The new “Robin Hood” brushes up against the heart of the story: the dashing flippancy of a valorous outlaw, and the duel of wits that unfurls between Robin and the Sheriff of Nottingham. Taron Egerton plays Robin with a twinkle, and he’s especially good when Robin of Loxley, posing as the sheriff’s ally, plays mind games with him. He’s like a debonair corporate climber who knows how to exploit his boss’s weakness, and the sheriff gives him plenty to work with. Ben Mendelsohn’s performance is nothing short of sensational. His look is daringly out of period — the long leather coats of a downtown fop, a neatly parted haircut out of the 1980s — and he speaks with a slight lisp of anger, turning the sheriff into an arrestingly logical fascist, with a backstory of childhood pain that morphs all too convincingly into adult sadism. Mendelsohn is all icy control until he starts fulminating, at which point you can’t take your eyes off him. The director, Otto Bathurst, who has worked in series television (this is his first feature), knows how to deliver the lavishly staged action goods, but he also does face-offs on a human scale. Characters we know pop up here and there, like Tuck (Tim Minchin), who is still taking confessionals in church and is all sheepish, long-haired millennial self-doubt. So do actors like F. Murray Abraham, who has a delectable time as the cardinal who’s in cahoots with the sheriff; Abraham’s scowling satire of religious hypocrisy is just pointed enough to give off a glimmer of timeliness. As for Jamie Foxx, he’s a ball of magnetic energy as John, the proud Arabian who loses his hand (and son) in the Crusades, then stows away on Robin’s military ship and forms a mutually beneficial bond with him. Foxx brings his scenes a raw fury that ignites the movie. And then, of course, there’s Marian. Eve Hewson, who is Bono’s daughter, has a romantic presence expressed through a timeless gaze — she holds the screen with the kind of electrifying radiance you’re either born with or you’re not.

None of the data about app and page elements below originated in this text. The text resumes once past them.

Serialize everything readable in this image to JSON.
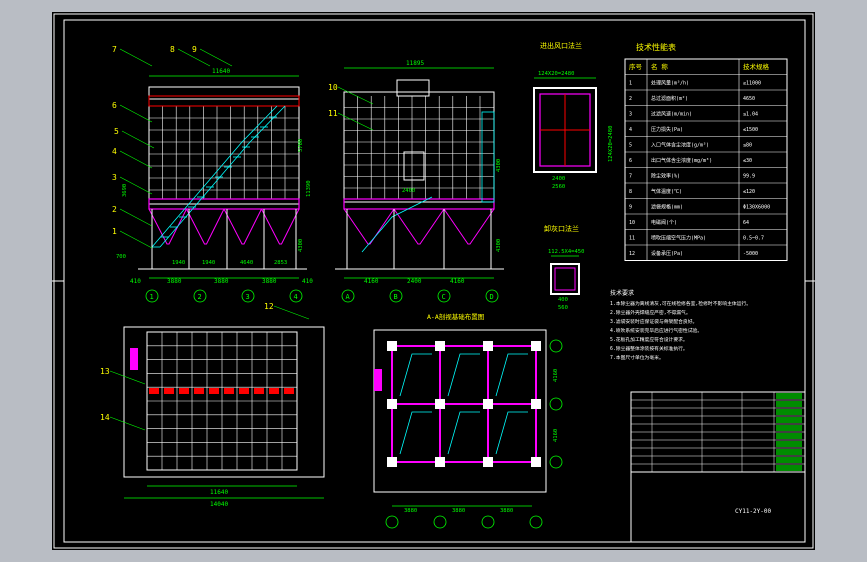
{
  "colors": {
    "background": "#000000",
    "frame": "#ffffff",
    "structure": "#ffffff",
    "dimension": "#00ff00",
    "annotation": "#ffff00",
    "platform": "#ff00ff",
    "stair": "#00ffff",
    "hatch": "#ff0000",
    "viewport": "#b9bdc4"
  },
  "front_view": {
    "callouts": [
      "7",
      "8",
      "9",
      "6",
      "5",
      "4",
      "3",
      "2",
      "1"
    ],
    "top_dim": "11640",
    "bottom_dims": [
      "1940",
      "1940",
      "4640",
      "2853"
    ],
    "overall_dims": [
      "410",
      "3880",
      "3880",
      "3880",
      "410"
    ],
    "height_dims": [
      "11390",
      "5700",
      "4300",
      "3690",
      "700"
    ],
    "axis_numbers": [
      "1",
      "2",
      "3",
      "4"
    ]
  },
  "side_view": {
    "callouts": [
      "10",
      "11"
    ],
    "top_dim": "11895",
    "height_dims": [
      "2400",
      "4300",
      "4300"
    ],
    "overall_dims": [
      "4160",
      "2400",
      "4160"
    ],
    "axis_numbers": [
      "A",
      "B",
      "C",
      "D"
    ]
  },
  "inlet_detail": {
    "title": "进出风口法兰",
    "top_dim": "124X20=2480",
    "side_dim": "124X20=2480",
    "inner_dims": [
      "2400",
      "2560"
    ]
  },
  "outlet_detail": {
    "title": "卸灰口法兰",
    "top_dim": "112.5X4=450",
    "inner_dims": [
      "400",
      "560"
    ]
  },
  "foundation": {
    "title": "A-A剖视基础布置图",
    "dims": [
      "3880",
      "3880",
      "3880"
    ],
    "side_dims": [
      "4160",
      "4160"
    ]
  },
  "plan_view": {
    "callouts": [
      "12",
      "13",
      "14"
    ],
    "dims": [
      "11640",
      "14040"
    ]
  },
  "tech_table": {
    "title": "技术性能表",
    "headers": [
      "序号",
      "名  称",
      "技术规格"
    ],
    "rows": [
      [
        "1",
        "处理风量(m³/h)",
        "≥11000"
      ],
      [
        "2",
        "总过滤面积(m²)",
        "4650"
      ],
      [
        "3",
        "过滤风速(m/min)",
        "≤1.04"
      ],
      [
        "4",
        "压力损失(Pa)",
        "≤1500"
      ],
      [
        "5",
        "入口气体含尘浓度(g/m³)",
        "≤80"
      ],
      [
        "6",
        "出口气体含尘浓度(mg/m³)",
        "≤30"
      ],
      [
        "7",
        "除尘效率(%)",
        "99.9"
      ],
      [
        "8",
        "气体温度(℃)",
        "≤120"
      ],
      [
        "9",
        "滤袋规格(mm)",
        "Φ130X6000"
      ],
      [
        "10",
        "电磁阀(个)",
        "64"
      ],
      [
        "11",
        "喷吹压缩空气压力(MPa)",
        "0.5~0.7"
      ],
      [
        "12",
        "设备承压(Pa)",
        "-5000"
      ]
    ]
  },
  "notes": {
    "title": "技术要求",
    "lines": [
      "1.本除尘器为离线清灰,可在线检修各室,检修时不影响主体运行。",
      "2.除尘器外壳焊缝应严密,不得漏气。",
      "3.滤袋安装时应保证袋与骨架配合良好。",
      "4.喷吹系统安装完毕后应进行气密性试验。",
      "5.花板孔加工精度应符合设计要求。",
      "6.除尘器整体涂装按有关标准执行。",
      "7.本图尺寸单位为毫米。"
    ]
  },
  "title_block": {
    "drawing_number": "CY11-2Y-00"
  }
}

She roots this youth rabble-rouser in something recognizably heartfelt, making a stirring case for the people to join Robin’s cause, yet beyond that Hewson simply has it. At the end, the film nods toward a sequel (set, presumably, in Sherwood Forest) with a pretty damn good twist of villainy, and the presence of an actress like Hewson is one reason you actually want to see it.